LLNL scientists have developed a rapid parallel genetic profiling technology that can be used to detect an array of pathogens from a small, complex sample. Detectable pathogens by the LLNL technology include viruses, bacteria, protozoa, and other microbes. The device works by first splitting a given sample into millions of emulsified, encapsulated microdroplets each of which are then split once more and run through a parallel analysis consisting of both a genomic and a proteomic assay. The droplets within the assays are first run through a PCR process which amplifies even the smallest quantities of DNA or RNA for analysis. Finally, the droplets, now with sufficient quantities of DNA or RNA for analysis after PCR, are dissolved and run on an agarose gel via electrophoresis. Analysis of the final gel electrophoresis product yields pertinent identifying information on the unknown pathogen.
The microdroplets split for physical/proteomic analysis contain DNA and RNA from the original emulsified sample. This allows the droplets to be subjected to in vitro transcription and translation to yield proteins which may then be analyzed by mass spectrometry, ELISA, and two-dimensional differential gel electrophoresis, and other proteomic assays. The combined proteomic and genomic analysis results from this LLNL invention allow for heightened specificity in identification of the unknown pathogen sample.
- Rapid and accurate analysis of small clinical and environmental samples
- Parallel genomic and physical/proteomic assays for diversified information on the sample pathogen
- Identification of emerging pathogens to curtail epidemiological threats
- Aid in clinical diagnosis by identifying pathogens in routine patient examinations

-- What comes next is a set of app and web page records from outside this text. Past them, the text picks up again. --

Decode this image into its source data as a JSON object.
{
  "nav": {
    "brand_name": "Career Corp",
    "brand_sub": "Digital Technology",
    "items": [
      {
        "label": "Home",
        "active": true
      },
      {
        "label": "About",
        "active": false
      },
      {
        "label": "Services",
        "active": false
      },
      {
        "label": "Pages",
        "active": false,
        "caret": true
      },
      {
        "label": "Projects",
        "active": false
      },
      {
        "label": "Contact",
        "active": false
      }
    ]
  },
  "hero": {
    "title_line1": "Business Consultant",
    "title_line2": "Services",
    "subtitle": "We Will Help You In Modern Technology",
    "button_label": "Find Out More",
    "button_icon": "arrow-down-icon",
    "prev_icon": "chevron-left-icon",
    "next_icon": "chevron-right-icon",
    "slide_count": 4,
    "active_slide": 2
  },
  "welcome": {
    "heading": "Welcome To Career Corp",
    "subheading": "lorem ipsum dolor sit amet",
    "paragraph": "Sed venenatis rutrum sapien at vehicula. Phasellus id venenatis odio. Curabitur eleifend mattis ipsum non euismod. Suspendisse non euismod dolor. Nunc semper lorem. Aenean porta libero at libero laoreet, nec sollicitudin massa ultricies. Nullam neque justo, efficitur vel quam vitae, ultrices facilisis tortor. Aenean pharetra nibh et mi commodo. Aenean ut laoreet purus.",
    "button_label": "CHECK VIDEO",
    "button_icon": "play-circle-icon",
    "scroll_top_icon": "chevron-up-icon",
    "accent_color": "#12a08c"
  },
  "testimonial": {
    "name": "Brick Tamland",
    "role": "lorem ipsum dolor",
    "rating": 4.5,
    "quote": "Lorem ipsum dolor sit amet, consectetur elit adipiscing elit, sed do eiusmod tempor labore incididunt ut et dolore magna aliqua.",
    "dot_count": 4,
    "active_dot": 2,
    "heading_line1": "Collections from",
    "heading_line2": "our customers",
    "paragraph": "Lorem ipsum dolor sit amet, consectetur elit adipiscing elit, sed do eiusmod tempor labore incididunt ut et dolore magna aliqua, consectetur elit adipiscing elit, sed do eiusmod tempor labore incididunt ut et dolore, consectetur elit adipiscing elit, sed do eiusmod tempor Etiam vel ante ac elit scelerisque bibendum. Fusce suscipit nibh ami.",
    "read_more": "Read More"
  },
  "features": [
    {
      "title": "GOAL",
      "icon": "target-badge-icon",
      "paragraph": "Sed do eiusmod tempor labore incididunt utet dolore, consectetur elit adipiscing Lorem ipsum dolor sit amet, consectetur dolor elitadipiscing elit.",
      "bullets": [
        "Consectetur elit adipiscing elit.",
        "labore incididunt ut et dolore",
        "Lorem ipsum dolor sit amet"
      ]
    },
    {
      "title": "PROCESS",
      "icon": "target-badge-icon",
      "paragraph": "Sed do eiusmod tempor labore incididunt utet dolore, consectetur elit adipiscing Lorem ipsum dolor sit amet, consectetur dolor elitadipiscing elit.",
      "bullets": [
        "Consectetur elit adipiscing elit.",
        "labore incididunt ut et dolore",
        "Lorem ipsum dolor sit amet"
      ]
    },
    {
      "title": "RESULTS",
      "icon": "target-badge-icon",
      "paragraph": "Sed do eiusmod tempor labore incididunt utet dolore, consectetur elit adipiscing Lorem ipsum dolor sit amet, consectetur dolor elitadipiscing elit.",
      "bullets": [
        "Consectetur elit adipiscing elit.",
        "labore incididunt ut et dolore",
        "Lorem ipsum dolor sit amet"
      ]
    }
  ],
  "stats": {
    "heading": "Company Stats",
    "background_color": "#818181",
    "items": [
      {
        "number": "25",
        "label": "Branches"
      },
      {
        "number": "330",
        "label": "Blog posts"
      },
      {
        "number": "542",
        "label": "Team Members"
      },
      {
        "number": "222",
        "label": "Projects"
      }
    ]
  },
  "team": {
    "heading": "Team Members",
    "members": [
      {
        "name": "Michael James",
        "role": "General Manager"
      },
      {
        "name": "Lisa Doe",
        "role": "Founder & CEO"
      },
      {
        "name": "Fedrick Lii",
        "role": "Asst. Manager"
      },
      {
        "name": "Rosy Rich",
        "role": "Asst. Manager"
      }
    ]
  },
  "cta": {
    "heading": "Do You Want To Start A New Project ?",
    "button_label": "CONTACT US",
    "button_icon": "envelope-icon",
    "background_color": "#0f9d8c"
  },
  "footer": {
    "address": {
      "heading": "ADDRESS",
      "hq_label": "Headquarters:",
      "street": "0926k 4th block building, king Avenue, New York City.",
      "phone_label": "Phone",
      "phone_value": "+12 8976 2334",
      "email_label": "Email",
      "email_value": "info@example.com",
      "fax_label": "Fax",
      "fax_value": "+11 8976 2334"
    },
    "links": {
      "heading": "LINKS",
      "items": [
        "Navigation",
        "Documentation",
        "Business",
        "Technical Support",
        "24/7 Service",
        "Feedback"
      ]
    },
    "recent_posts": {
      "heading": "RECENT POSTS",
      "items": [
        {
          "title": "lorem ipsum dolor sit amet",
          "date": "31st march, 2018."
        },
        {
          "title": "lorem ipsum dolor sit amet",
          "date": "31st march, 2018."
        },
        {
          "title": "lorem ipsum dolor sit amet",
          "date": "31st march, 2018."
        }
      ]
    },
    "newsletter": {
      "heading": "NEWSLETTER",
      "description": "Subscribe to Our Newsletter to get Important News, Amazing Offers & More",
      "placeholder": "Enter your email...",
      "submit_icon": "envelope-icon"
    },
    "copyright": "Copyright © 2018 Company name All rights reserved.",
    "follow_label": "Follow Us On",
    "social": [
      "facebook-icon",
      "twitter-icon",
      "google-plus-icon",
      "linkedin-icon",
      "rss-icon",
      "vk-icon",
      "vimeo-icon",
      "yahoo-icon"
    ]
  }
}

- Aid in forensic investigations via genomic and proteomic analysis of complex crime scene biological samples